It was first discovered in early of 2014 by Symantec and appeared in the underground for sale for $300. Certain features were noted as being used in Dendroid, such as the ability to hide from emulators at the time. When first discovered in 2014 it was one of the most sophisticated Android remote administration tools known at that time. It was one of the first Trojan applications to get past Google's Bouncer and caused researchers to warn about it being easier to create Android malware due to it. It also seems to have followed in the footsteps of Zeus and SpyEye by having simple-to-use command and control panels. The code appeared to be leaked somewhere around 2014. It was noted that an apk binder was included in the leak, which provided a simple way to bind Dendroid to legitimate applications.
It is capable of:
- Deleting call logs
- Opening web pages

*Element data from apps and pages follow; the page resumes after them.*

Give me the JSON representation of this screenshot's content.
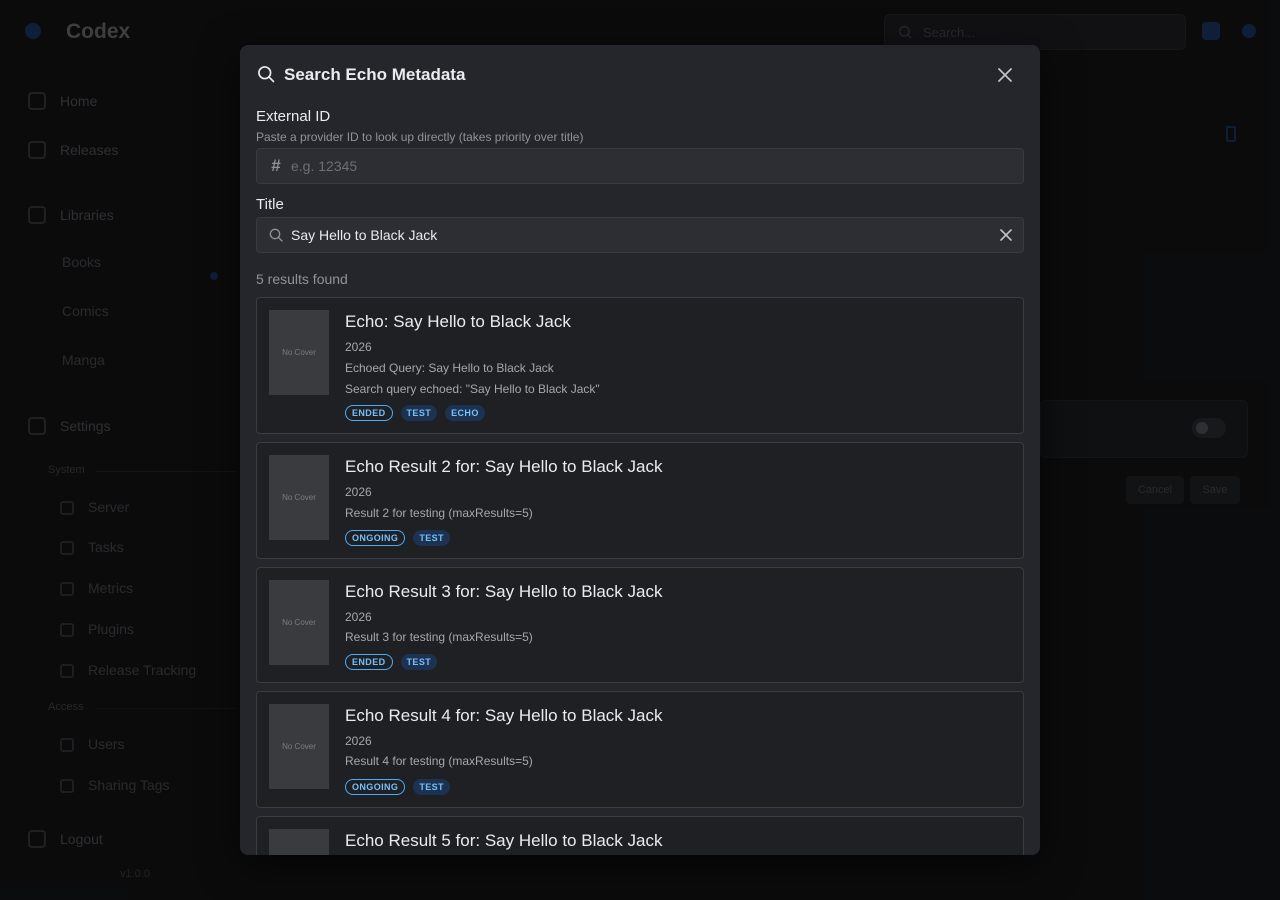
{
  "background": {
    "app_title": "Codex",
    "search_placeholder": "Search...",
    "nav": {
      "home": "Home",
      "releases": "Releases",
      "libraries": "Libraries",
      "library_items": [
        "Books",
        "Comics",
        "Manga"
      ],
      "settings": "Settings",
      "section_system": "System",
      "system_items": [
        "Server",
        "Tasks",
        "Metrics",
        "Plugins",
        "Release Tracking"
      ],
      "section_access": "Access",
      "access_items": [
        "Users",
        "Sharing Tags"
      ],
      "logout": "Logout",
      "version": "v1.0.0"
    },
    "buttons": [
      "Cancel",
      "Save"
    ]
  },
  "modal": {
    "title": "Search Echo Metadata",
    "external_id": {
      "label": "External ID",
      "description": "Paste a provider ID to look up directly (takes priority over title)",
      "placeholder": "e.g. 12345",
      "value": "",
      "prefix_icon": "hash-icon"
    },
    "title_field": {
      "label": "Title",
      "value": "Say Hello to Black Jack",
      "prefix_icon": "search-icon"
    },
    "results_count": "5 results found",
    "results": [
      {
        "cover": "No Cover",
        "title": "Echo: Say Hello to Black Jack",
        "year": "2026",
        "lines": [
          "Echoed Query: Say Hello to Black Jack",
          "Search query echoed: \"Say Hello to Black Jack\""
        ],
        "badges": [
          {
            "text": "ENDED",
            "style": "outline"
          },
          {
            "text": "TEST",
            "style": "light"
          },
          {
            "text": "ECHO",
            "style": "light"
          }
        ]
      },
      {
        "cover": "No Cover",
        "title": "Echo Result 2 for: Say Hello to Black Jack",
        "year": "2026",
        "lines": [
          "Result 2 for testing (maxResults=5)"
        ],
        "badges": [
          {
            "text": "ONGOING",
            "style": "outline"
          },
          {
            "text": "TEST",
            "style": "light"
          }
        ]
      },
      {
        "cover": "No Cover",
        "title": "Echo Result 3 for: Say Hello to Black Jack",
        "year": "2026",
        "lines": [
          "Result 3 for testing (maxResults=5)"
        ],
        "badges": [
          {
            "text": "ENDED",
            "style": "outline"
          },
          {
            "text": "TEST",
            "style": "light"
          }
        ]
      },
      {
        "cover": "No Cover",
        "title": "Echo Result 4 for: Say Hello to Black Jack",
        "year": "2026",
        "lines": [
          "Result 4 for testing (maxResults=5)"
        ],
        "badges": [
          {
            "text": "ONGOING",
            "style": "outline"
          },
          {
            "text": "TEST",
            "style": "light"
          }
        ]
      },
      {
        "cover": "",
        "title": "Echo Result 5 for: Say Hello to Black Jack",
        "year": "",
        "lines": [],
        "badges": []
      }
    ]
  },
  "colors": {
    "accent": "#4dabf7",
    "modal_bg": "#25262b",
    "page_bg": "#141517"
  }
}
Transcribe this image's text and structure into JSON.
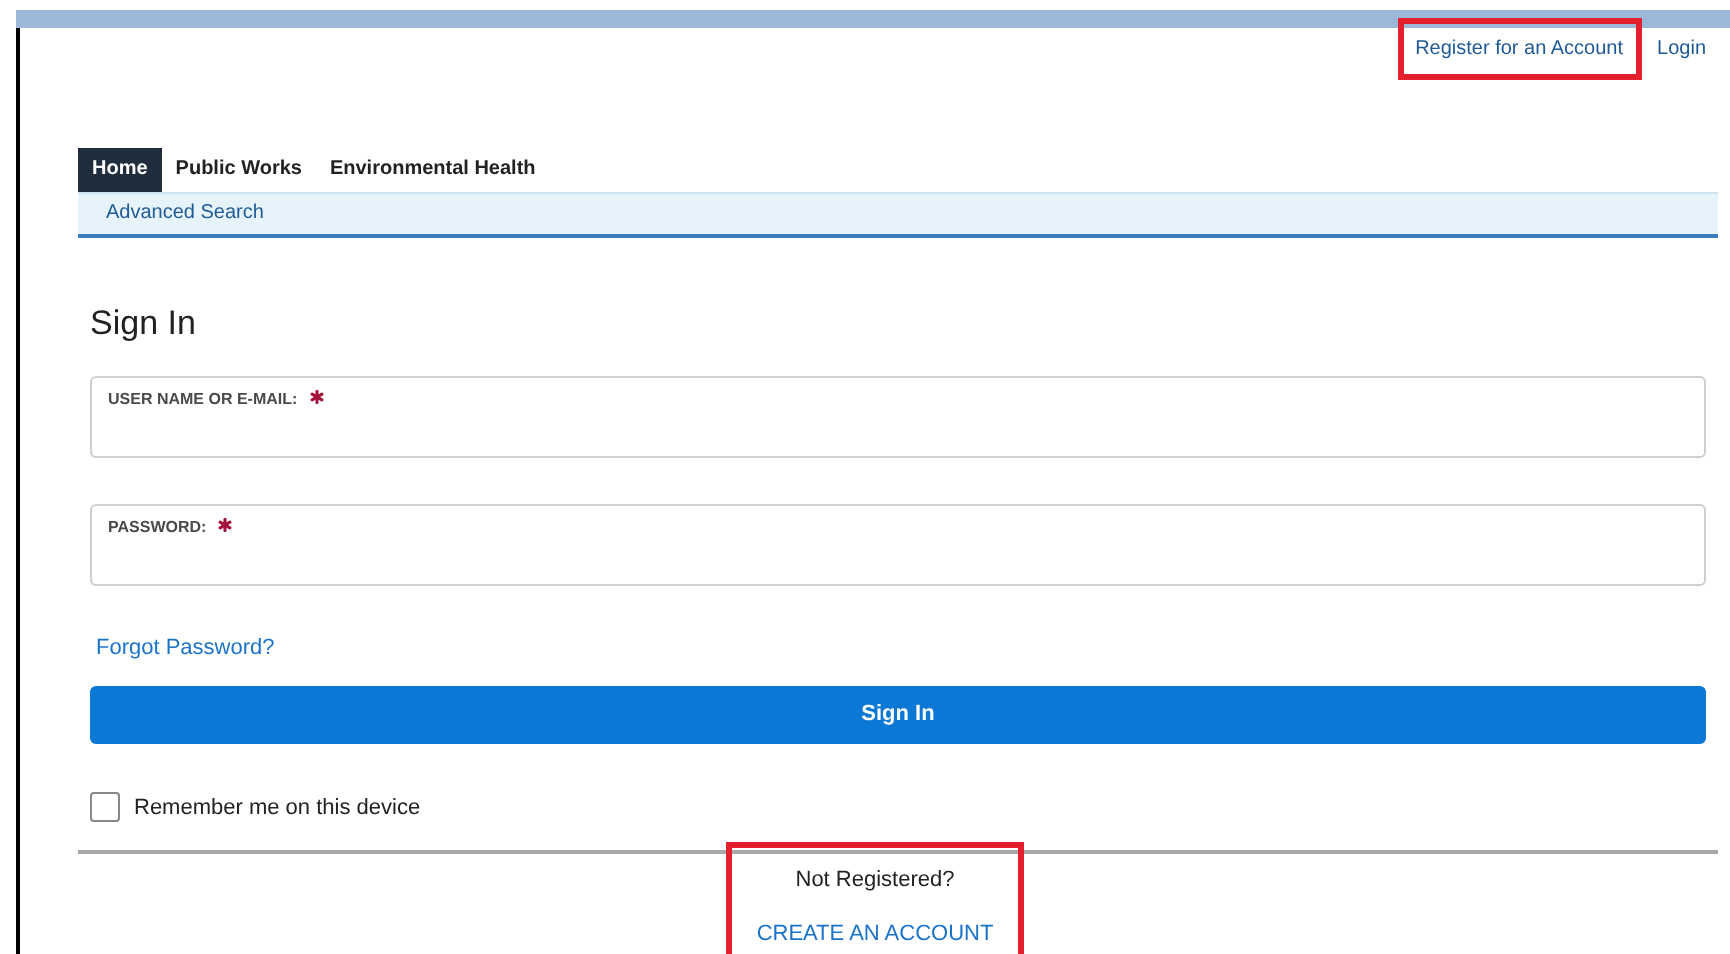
{
  "header_links": [
    {
      "label": "Register for an Account",
      "highlighted": true
    },
    {
      "label": "Login",
      "highlighted": false
    }
  ],
  "tabs": [
    {
      "label": "Home",
      "selected": true
    },
    {
      "label": "Public Works",
      "selected": false
    },
    {
      "label": "Environmental Health",
      "selected": false
    }
  ],
  "subnav": {
    "links": [
      "Advanced Search"
    ]
  },
  "form": {
    "heading": "Sign In",
    "fields": [
      {
        "label": "USER NAME OR E-MAIL:",
        "required": true
      },
      {
        "label": "PASSWORD:",
        "required": true
      }
    ],
    "forgot_link": "Forgot Password?",
    "submit_button": "Sign In",
    "remember": {
      "label": "Remember me on this device",
      "checked": false
    }
  },
  "register": {
    "prompt": "Not Registered?",
    "link": "CREATE AN ACCOUNT",
    "highlighted": true
  }
}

- Dialing any number
- Recording calls
- SMS intercepting
- Uploading images and video
- Opening an application
- Performing denial-of-service attacks
- Changing the command and control server
- Coogan, Peter (5 March 2014). "Android RATs Branch out with Dendroid". Symantec. Retrieved 23 October 2016.
- Paganini, Pierluigi (March 7, 2014). "Dendroid – A new Android RAT available on the underground". securityaffairs.co. Retrieved 23 October 2016.
- Leder, Felix (May 27, 2014). "Dendroid under the hood – A look inside an Android RAT kit". Blue Coat Labs. Retrieved 23 October 2016.
- Zorz, Zeljka (March 7, 2014). "Dendroid spying RAT malware found on Google Play". helpnetsecurity.com. Retrieved 23 October 2016.
- "New crimeware tool Dendroid makes it easier to create Android malware, researchers warn". PC World. Mar 6, 2014. Retrieved 23 October 2016.
- "Source Code leaks for Android RAT Dendroid". mysonicwall.com. Aug 29, 2014. Retrieved 23 October 2016.
- Kovacs, Eduard. "Source Code of Android RAT Dendroid Leaked Online". securityweek.com. Retrieved 23 October 2016.
- Wei, Wang (March 5, 2014). "Symantec discovered Android Malware Toolkit named Dendroid". thehackernews.com. Retrieved 23 October 2016.